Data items

[Start of section]

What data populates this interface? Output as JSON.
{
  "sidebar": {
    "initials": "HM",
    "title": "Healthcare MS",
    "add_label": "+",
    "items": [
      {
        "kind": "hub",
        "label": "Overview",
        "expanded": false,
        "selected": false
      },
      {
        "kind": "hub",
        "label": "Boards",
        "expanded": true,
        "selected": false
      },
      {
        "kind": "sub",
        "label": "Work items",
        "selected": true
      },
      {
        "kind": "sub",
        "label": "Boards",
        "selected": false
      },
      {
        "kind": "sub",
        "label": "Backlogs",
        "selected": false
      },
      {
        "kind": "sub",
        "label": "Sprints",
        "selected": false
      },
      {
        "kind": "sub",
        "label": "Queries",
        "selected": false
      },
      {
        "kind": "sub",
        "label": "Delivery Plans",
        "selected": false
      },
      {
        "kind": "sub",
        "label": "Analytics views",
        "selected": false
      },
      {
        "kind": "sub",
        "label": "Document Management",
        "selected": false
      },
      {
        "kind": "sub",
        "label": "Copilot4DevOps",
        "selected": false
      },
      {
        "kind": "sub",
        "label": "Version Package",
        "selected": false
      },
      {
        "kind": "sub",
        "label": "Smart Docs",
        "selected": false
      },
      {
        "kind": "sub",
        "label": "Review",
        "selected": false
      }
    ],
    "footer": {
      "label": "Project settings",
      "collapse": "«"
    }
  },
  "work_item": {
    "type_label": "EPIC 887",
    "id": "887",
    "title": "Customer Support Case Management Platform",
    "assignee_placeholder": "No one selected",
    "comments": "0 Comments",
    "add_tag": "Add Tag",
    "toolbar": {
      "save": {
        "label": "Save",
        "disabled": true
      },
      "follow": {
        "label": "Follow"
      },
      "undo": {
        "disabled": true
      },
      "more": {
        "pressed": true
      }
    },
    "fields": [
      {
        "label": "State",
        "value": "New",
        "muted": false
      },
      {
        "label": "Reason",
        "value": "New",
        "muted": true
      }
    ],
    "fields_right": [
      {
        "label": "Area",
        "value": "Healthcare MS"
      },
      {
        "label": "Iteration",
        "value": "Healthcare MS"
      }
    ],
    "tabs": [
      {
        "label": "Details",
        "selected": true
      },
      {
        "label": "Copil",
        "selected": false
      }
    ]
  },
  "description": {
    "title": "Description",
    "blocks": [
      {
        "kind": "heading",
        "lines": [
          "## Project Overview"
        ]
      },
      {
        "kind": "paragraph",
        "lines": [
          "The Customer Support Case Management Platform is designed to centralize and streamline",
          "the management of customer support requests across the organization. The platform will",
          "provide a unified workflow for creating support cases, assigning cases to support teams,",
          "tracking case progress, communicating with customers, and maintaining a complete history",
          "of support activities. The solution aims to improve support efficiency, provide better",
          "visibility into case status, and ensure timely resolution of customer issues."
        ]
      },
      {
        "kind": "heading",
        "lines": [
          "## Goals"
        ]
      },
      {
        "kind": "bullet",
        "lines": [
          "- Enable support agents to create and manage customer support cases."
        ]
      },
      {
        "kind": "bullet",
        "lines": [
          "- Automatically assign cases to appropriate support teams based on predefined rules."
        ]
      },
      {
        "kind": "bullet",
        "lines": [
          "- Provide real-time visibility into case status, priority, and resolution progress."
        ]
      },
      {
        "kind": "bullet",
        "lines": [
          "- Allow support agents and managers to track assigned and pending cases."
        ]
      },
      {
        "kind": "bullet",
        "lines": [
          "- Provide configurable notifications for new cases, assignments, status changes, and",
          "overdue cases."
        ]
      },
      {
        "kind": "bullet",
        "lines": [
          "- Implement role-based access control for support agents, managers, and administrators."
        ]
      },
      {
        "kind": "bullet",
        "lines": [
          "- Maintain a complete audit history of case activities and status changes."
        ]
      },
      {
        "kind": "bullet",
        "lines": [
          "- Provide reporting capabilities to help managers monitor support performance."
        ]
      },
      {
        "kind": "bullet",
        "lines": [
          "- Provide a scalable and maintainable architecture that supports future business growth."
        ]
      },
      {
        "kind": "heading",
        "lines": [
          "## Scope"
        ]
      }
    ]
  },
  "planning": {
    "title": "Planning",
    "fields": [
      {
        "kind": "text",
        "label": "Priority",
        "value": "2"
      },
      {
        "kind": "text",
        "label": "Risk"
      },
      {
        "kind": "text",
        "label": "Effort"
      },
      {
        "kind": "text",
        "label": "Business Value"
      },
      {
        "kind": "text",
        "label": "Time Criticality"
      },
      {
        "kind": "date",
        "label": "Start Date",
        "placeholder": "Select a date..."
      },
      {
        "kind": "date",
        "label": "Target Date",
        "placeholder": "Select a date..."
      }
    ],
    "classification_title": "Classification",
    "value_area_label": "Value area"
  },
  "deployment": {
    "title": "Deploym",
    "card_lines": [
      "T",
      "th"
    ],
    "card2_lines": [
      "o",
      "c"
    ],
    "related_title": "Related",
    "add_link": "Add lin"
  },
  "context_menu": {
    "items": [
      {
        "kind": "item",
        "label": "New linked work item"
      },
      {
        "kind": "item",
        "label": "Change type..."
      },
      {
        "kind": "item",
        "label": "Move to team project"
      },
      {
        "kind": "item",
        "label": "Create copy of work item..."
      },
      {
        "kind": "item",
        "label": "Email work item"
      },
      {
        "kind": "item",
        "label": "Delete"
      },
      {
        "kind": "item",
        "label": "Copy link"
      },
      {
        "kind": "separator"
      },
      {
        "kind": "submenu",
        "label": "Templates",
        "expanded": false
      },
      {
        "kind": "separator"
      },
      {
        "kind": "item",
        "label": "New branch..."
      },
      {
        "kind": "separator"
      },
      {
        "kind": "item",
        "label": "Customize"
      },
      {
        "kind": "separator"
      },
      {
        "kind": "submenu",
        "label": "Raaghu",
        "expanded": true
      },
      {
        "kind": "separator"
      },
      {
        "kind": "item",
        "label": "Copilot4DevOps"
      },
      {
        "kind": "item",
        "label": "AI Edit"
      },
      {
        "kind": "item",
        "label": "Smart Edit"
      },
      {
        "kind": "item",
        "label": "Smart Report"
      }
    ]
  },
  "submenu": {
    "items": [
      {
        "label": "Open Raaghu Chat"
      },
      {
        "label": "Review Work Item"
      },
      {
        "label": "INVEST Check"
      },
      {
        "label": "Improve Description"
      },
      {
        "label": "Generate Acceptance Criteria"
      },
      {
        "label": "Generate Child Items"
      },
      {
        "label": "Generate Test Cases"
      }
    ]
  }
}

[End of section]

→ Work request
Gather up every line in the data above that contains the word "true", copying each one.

→ Answer area
        "expanded": true,
        "selected": true
        "disabled": true
        "disabled": true
        "pressed": true
        "muted": true
        "selected": true
        "expanded": true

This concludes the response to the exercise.